And yes, I hear you...this has always been my reservation about using escape training for pet/sport dogs...that corrections need to be viewed as coming from the owner, so they recognize you as being in control of them regardless. That notion has always "clicked" for me and why I think I have a bit of resistance towards escape training (not ecollars, I just don't have a lot of faith in my correction timing yet). I get that it's effective and it's quick and it's probably easier on the dog, I just always wonder what a handler loses in the process of having this "mystical" thing that's also out there influencing the dog.Andres Martin said:How do you bond with your dog? Feed him, groom him, handle him (I can't emphasize this enough), socialize him, take him places, PLAY with him, and CORRECT (PUNISH) EVERYTHING YOU DON'T LIKE...consistently, firmly and fairly.
It's what leaders do. Dogs thrive under proper leadership.

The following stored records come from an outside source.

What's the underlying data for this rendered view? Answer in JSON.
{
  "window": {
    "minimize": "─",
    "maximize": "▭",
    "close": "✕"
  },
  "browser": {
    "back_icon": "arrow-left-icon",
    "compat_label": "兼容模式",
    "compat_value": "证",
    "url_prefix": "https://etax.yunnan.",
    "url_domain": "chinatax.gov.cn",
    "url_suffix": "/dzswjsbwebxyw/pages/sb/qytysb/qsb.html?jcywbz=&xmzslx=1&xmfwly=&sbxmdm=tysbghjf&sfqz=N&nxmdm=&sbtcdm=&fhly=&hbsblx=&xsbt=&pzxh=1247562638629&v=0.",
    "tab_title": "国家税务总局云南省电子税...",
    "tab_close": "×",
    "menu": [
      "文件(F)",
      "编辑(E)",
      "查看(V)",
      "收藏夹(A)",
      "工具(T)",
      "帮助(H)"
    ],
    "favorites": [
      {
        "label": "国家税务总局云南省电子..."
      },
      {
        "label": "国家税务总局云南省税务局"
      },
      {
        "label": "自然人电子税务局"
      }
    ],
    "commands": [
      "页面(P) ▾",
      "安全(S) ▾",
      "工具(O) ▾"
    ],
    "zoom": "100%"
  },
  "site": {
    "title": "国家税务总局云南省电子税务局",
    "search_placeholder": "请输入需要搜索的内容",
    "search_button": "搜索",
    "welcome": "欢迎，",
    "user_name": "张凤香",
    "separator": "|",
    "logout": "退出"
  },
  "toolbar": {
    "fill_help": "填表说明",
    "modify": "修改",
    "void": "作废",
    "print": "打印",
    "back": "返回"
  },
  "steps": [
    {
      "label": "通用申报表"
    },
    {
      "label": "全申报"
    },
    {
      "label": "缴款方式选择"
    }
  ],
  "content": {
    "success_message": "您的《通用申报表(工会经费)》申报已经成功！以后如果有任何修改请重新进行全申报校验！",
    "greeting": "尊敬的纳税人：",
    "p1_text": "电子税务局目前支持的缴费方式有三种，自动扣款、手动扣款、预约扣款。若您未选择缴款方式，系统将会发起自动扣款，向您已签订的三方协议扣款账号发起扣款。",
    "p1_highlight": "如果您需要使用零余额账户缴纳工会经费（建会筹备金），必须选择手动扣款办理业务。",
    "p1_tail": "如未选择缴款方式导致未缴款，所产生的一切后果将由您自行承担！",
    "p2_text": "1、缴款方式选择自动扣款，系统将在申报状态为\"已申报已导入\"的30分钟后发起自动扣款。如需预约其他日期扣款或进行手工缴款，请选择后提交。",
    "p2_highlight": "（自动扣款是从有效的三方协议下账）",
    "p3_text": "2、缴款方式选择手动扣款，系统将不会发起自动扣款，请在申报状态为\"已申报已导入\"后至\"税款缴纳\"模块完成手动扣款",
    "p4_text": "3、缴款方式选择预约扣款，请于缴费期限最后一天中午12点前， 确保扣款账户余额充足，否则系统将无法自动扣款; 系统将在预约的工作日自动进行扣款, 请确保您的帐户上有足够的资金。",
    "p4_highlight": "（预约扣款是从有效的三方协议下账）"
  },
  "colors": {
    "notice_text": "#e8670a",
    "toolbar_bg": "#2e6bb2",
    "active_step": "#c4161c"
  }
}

This confused me. Are you saying escape training is operant conditioning or something else? I interpret operant conditioning this way though this Wikipedia article seems to be odd about how it speaks to dog training. Escape training always sounded like "free operant avoidance learning" to me, i.e., I was just minding my own business and suddenly something very weird/bad happened to me....Andres Martin said:In any event, a dog learns through operant conditioning...so...NO, it's not only one thing. Some stuff will work better for each individual dog.